FREE e-Newsletter
Important News - Hot Topics
Get them Now!

DrugTest 5000 - Draeger Safety Diagnostics Inc
In the past, roadside drug screening has been difficult because it involved the...

Exclusive Webinar!

Originally aired: June 17, 2014  ‚óŹ 2PM EST

View Webinar Archive Here

Integrated Law Enforcement Complements and Completes Law Enforcement Capabilities

Discover how the combination of intelligence analysis, lead generation, agency collaboration, and communications integration can help you uncover issues faster and take action sooner. Learn how innovative IBM law enforcement solutions can extend the capabilities within your organization to deal with new and emerging threats, improve officer safety, reduce criminal activity, and protect the public. 

Join IBM industry expert Stephen Dalzell and members from the MDPD, IT and homeland security departments of the Miami Dade police department to hear more!

Click here to view archive

 

Top News

Ohio Supreme Court Rules Warrant Needed To Search Cell Phones

December 17, 2009  | 


Image via samantha celera (Flickr.com).

Ohio patrol officers looking to gather evidence from the cell phones of people they question will now need a search warrant, following a ruling by that state's high court.

A split Ohio Supreme Court ruled that police must have a warrant to seize and search through the cell phone of a person they are arresting, unless an officer's safety is in immediate danger, Cleveland.com reports.

The decision stemmed from the arrest of Antwaun Smith on drug-related charges after Smith responded to a call to his cell phone that had been placed by a crack cocaine user acting as a police informant, according to the decision.

During the arrest, police searched Smith and found a cell phone on his person. The arresting officer put the cell phone in his pocket and placed Smith in a cruiser, then searched the scene for evidence.

Later, police recovered bags containing crack cocaine at the scene.
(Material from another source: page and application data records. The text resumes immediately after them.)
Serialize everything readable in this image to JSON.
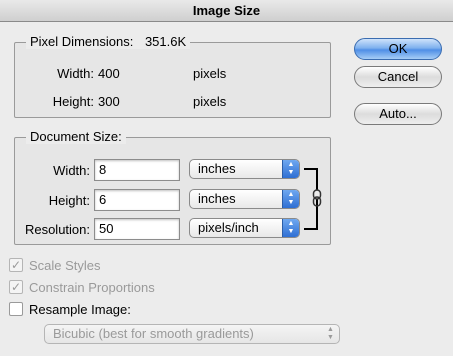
{
  "window": {
    "title": "Image Size"
  },
  "pixel_dimensions": {
    "title": "Pixel Dimensions:",
    "size": "351.6K",
    "width_label": "Width:",
    "width_value": "400",
    "width_unit": "pixels",
    "height_label": "Height:",
    "height_value": "300",
    "height_unit": "pixels"
  },
  "document_size": {
    "title": "Document Size:",
    "width_label": "Width:",
    "width_value": "8",
    "width_unit": "inches",
    "height_label": "Height:",
    "height_value": "6",
    "height_unit": "inches",
    "resolution_label": "Resolution:",
    "resolution_value": "50",
    "resolution_unit": "pixels/inch"
  },
  "options": {
    "scale_styles": {
      "label": "Scale Styles",
      "checked": true,
      "enabled": false
    },
    "constrain_proportions": {
      "label": "Constrain Proportions",
      "checked": true,
      "enabled": false
    },
    "resample_image": {
      "label": "Resample Image:",
      "checked": false,
      "enabled": true
    },
    "resample_method": {
      "value": "Bicubic (best for smooth gradients)",
      "enabled": false
    }
  },
  "buttons": {
    "ok": "OK",
    "cancel": "Cancel",
    "auto": "Auto..."
  },
  "icons": {
    "link": "chain-link-icon",
    "checkmark": "✓",
    "popup_arrows": "▲▼"
  },
  "colors": {
    "accent": "#4f8fe6",
    "bracket": "#000000"
  }
}
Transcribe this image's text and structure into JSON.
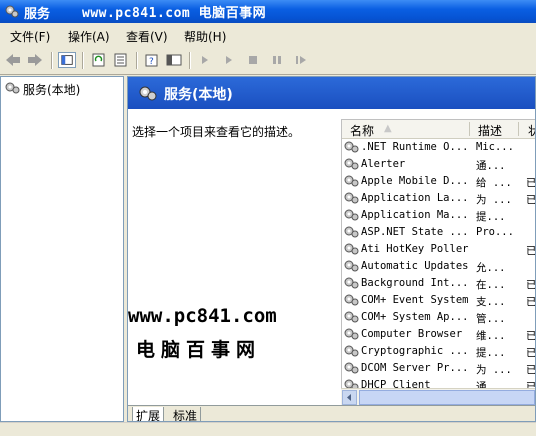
{
  "window": {
    "title": "服务",
    "watermark": "www.pc841.com 电脑百事网"
  },
  "menu": [
    "文件(F)",
    "操作(A)",
    "查看(V)",
    "帮助(H)"
  ],
  "tree": {
    "root_label": "服务(本地)"
  },
  "main": {
    "header_title": "服务(本地)",
    "description_prompt": "选择一个项目来查看它的描述。",
    "watermark_site": "www.pc841.com",
    "watermark_cn": "电脑百事网"
  },
  "list": {
    "columns": [
      "名称",
      "描述",
      "状"
    ],
    "rows": [
      {
        "name": ".NET Runtime O...",
        "desc": "Mic...",
        "status": ""
      },
      {
        "name": "Alerter",
        "desc": "通...",
        "status": ""
      },
      {
        "name": "Apple Mobile D...",
        "desc": "给 ...",
        "status": "已"
      },
      {
        "name": "Application La...",
        "desc": "为 ...",
        "status": "已"
      },
      {
        "name": "Application Ma...",
        "desc": "提...",
        "status": ""
      },
      {
        "name": "ASP.NET State ...",
        "desc": "Pro...",
        "status": ""
      },
      {
        "name": "Ati HotKey Poller",
        "desc": "",
        "status": "已"
      },
      {
        "name": "Automatic Updates",
        "desc": "允...",
        "status": ""
      },
      {
        "name": "Background Int...",
        "desc": "在...",
        "status": "已"
      },
      {
        "name": "COM+ Event System",
        "desc": "支...",
        "status": "已"
      },
      {
        "name": "COM+ System Ap...",
        "desc": "管...",
        "status": ""
      },
      {
        "name": "Computer Browser",
        "desc": "维...",
        "status": "已"
      },
      {
        "name": "Cryptographic ...",
        "desc": "提...",
        "status": "已"
      },
      {
        "name": "DCOM Server Pr...",
        "desc": "为 ...",
        "status": "已"
      },
      {
        "name": "DHCP Client",
        "desc": "通 ...",
        "status": "已"
      }
    ]
  },
  "tabs": [
    "扩展",
    "标准"
  ],
  "colors": {
    "titlebar": "#0a5fe2",
    "header_band": "#2c6ad9",
    "chrome": "#ece9d8"
  }
}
Officers subsequently searched the contents of Smith's phone without a search warrant or his consent. They discovered call records and stored numbers that confirmed prior calls between Smith's phone and the informant's phone number.

Smith was charged with possession of cocaine, trafficking in cocaine, tampering with evidence and two counts of possession of criminal tools.

The court provides additional explanation of its 4-3 majority decision on its website, including a PDF of the majority opinion, as well as video of oral arguments of the case.

Read the full story.

Tags: Search and Seizure, Fourth Amendment, Text Messaging


Comments (1)

Displaying 1 - 1 of 1

POLICEDIVER16773 @ 12/17/2009 1:52 PM

What next?? Cut off one of our hands so we can really do a half-as**d job?? How do some of these Judges make it to a level such as a Supreme Court. Put them all back in traffic court!!

Join the Discussion





POLICE Magazine does not tolerate comments that include profanity, personal attacks or antisocial behavior (such as "spamming" or "trolling"). This and other inappropriate content or material will be removed. We reserve the right to block any user who violates this, including removing all content posted by that user.

Other Recent News

NYPD Officers Warned Against Using Their Smartphones On Duty
A recent NYPD order prohibits officers from taking photos or video and audio recordings...
What Happens When Police Wear Body Cameras
Use of on-body video cameras by law enforcement officers can lead to a decline in use of...
Facial Recognition Nabs 14-Year Fugitive in Nepal, FBI Says
A U.S. fugitive on the lam for 14 years in connection with child sex abuse and kidnapping...
Video: WatchGuard Dash Cameras Capture Pursuit of Mich. Murder Suspect
The WatchGuard dash camera video of three Lake County (Mich.) Sheriff's Department...
New York City Advocate Calls for NYPD to Use Body Cams
"Simply rewriting the rules is not enough," said James, apparently referring to Bratton's...

Get Your FREE Trial Issue and Win a Gift! Subscribe Today!
Yes! Please rush me my FREE TRIAL ISSUE of POLICE magazine and FREE Officer Survival Guide with tips and tactics to help me safely get out of 10 different situations.

Just fill in the form to the right and click the button to receive your FREE Trial Issue.

If POLICE does not satisfy you, just write "cancel" on the invoice and send it back. You'll pay nothing, and the FREE issue is yours to keep. If you enjoy POLICE, pay only $25 for a full one-year subscription (12 issues in all). Enjoy a savings of nearly 60% off the cover price!

Offer valid in US only. Outside U.S., click here.
It's easy! Just fill in the form below and click the red button to receive your FREE Trial Issue.
First Name:
Last Name:
Rank:
Agency:
Address:
City:
State:
  
Zip Code:
 
Country:
We respect your privacy. Please let us know if the address provided is your home, as your RANK / AGENCY will not be included on the mailing label.
E-mail Address:

Police Magazine